WHAT TO DO
Output all the data exactly as it appears below.

[[ GIVEN RECORDS open ]]

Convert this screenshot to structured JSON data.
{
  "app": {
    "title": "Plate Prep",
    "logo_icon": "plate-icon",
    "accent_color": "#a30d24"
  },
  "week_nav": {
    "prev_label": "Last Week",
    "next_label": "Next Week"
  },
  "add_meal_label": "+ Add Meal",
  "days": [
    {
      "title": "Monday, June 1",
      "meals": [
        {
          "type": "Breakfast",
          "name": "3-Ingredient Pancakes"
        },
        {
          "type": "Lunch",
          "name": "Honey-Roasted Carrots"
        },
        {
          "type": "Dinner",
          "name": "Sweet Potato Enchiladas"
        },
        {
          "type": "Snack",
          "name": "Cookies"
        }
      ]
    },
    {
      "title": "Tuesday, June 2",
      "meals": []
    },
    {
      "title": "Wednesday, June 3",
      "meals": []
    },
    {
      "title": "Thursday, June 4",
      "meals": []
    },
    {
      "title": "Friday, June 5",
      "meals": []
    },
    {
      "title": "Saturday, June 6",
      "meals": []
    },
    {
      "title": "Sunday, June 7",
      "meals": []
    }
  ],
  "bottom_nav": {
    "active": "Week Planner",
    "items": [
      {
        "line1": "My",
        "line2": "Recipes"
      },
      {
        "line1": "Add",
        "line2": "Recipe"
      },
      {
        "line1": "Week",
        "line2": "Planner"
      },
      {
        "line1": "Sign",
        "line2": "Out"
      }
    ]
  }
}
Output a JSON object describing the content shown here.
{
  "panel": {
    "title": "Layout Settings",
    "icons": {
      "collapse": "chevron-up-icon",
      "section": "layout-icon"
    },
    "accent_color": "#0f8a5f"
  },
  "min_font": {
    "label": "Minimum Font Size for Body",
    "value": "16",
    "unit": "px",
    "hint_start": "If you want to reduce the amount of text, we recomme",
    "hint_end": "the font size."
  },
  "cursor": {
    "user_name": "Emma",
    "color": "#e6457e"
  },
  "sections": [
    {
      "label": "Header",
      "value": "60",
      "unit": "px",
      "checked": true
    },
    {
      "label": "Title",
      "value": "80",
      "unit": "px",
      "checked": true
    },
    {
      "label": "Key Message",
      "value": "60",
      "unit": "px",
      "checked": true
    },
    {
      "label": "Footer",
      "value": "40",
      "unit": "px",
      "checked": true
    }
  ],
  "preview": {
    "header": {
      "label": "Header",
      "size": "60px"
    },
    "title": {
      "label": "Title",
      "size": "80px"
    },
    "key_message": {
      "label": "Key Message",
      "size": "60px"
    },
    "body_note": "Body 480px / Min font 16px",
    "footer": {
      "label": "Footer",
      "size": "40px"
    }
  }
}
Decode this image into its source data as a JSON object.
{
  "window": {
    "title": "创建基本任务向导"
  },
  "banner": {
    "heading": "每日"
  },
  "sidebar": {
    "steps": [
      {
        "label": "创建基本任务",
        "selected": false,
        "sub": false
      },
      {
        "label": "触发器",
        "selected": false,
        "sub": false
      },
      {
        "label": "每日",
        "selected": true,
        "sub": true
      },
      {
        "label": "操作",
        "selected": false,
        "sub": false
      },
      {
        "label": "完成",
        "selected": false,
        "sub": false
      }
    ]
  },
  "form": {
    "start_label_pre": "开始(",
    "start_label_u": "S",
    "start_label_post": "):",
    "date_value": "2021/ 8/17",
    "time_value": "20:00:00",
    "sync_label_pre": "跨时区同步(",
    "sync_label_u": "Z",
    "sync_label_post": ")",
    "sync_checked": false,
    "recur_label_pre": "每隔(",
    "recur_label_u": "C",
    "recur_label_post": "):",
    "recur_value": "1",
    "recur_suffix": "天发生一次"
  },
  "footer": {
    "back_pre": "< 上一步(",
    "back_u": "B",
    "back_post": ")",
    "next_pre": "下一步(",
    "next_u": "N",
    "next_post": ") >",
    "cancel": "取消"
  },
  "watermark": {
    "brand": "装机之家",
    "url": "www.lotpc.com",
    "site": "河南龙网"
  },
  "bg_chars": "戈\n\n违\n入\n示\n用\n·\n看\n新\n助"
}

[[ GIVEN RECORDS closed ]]

EXPECTED ANSWER
Convert this screenshot to structured JSON data.
{
  "app": {
    "title": "Plate Prep",
    "logo_icon": "plate-icon",
    "accent_color": "#a30d24"
  },
  "week_nav": {
    "prev_label": "Last Week",
    "next_label": "Next Week"
  },
  "add_meal_label": "+ Add Meal",
  "days": [
    {
      "title": "Monday, June 1",
      "meals": [
        {
          "type": "Breakfast",
          "name": "3-Ingredient Pancakes"
        },
        {
          "type": "Lunch",
          "name": "Honey-Roasted Carrots"
        },
        {
          "type": "Dinner",
          "name": "Sweet Potato Enchiladas"
        },
        {
          "type": "Snack",
          "name": "Cookies"
        }
      ]
    },
    {
      "title": "Tuesday, June 2",
      "meals": []
    },
    {
      "title": "Wednesday, June 3",
      "meals": []
    },
    {
      "title": "Thursday, June 4",
      "meals": []
    },
    {
      "title": "Friday, June 5",
      "meals": []
    },
    {
      "title": "Saturday, June 6",
      "meals": []
    },
    {
      "title": "Sunday, June 7",
      "meals": []
    }
  ],
  "bottom_nav": {
    "active": "Week Planner",
    "items": [
      {
        "line1": "My",
        "line2": "Recipes"
      },
      {
        "line1": "Add",
        "line2": "Recipe"
      },
      {
        "line1": "Week",
        "line2": "Planner"
      },
      {
        "line1": "Sign",
        "line2": "Out"
      }
    ]
  }
}
Output a JSON object describing the content shown here.
{
  "panel": {
    "title": "Layout Settings",
    "icons": {
      "collapse": "chevron-up-icon",
      "section": "layout-icon"
    },
    "accent_color": "#0f8a5f"
  },
  "min_font": {
    "label": "Minimum Font Size for Body",
    "value": "16",
    "unit": "px",
    "hint_start": "If you want to reduce the amount of text, we recomme",
    "hint_end": "the font size."
  },
  "cursor": {
    "user_name": "Emma",
    "color": "#e6457e"
  },
  "sections": [
    {
      "label": "Header",
      "value": "60",
      "unit": "px",
      "checked": true
    },
    {
      "label": "Title",
      "value": "80",
      "unit": "px",
      "checked": true
    },
    {
      "label": "Key Message",
      "value": "60",
      "unit": "px",
      "checked": true
    },
    {
      "label": "Footer",
      "value": "40",
      "unit": "px",
      "checked": true
    }
  ],
  "preview": {
    "header": {
      "label": "Header",
      "size": "60px"
    },
    "title": {
      "label": "Title",
      "size": "80px"
    },
    "key_message": {
      "label": "Key Message",
      "size": "60px"
    },
    "body_note": "Body 480px / Min font 16px",
    "footer": {
      "label": "Footer",
      "size": "40px"
    }
  }
}
Decode this image into its source data as a JSON object.
{
  "window": {
    "title": "创建基本任务向导"
  },
  "banner": {
    "heading": "每日"
  },
  "sidebar": {
    "steps": [
      {
        "label": "创建基本任务",
        "selected": false,
        "sub": false
      },
      {
        "label": "触发器",
        "selected": false,
        "sub": false
      },
      {
        "label": "每日",
        "selected": true,
        "sub": true
      },
      {
        "label": "操作",
        "selected": false,
        "sub": false
      },
      {
        "label": "完成",
        "selected": false,
        "sub": false
      }
    ]
  },
  "form": {
    "start_label_pre": "开始(",
    "start_label_u": "S",
    "start_label_post": "):",
    "date_value": "2021/ 8/17",
    "time_value": "20:00:00",
    "sync_label_pre": "跨时区同步(",
    "sync_label_u": "Z",
    "sync_label_post": ")",
    "sync_checked": false,
    "recur_label_pre": "每隔(",
    "recur_label_u": "C",
    "recur_label_post": "):",
    "recur_value": "1",
    "recur_suffix": "天发生一次"
  },
  "footer": {
    "back_pre": "< 上一步(",
    "back_u": "B",
    "back_post": ")",
    "next_pre": "下一步(",
    "next_u": "N",
    "next_post": ") >",
    "cancel": "取消"
  },
  "watermark": {
    "brand": "装机之家",
    "url": "www.lotpc.com",
    "site": "河南龙网"
  },
  "bg_chars": "戈\n\n违\n入\n示\n用\n·\n看\n新\n助"
}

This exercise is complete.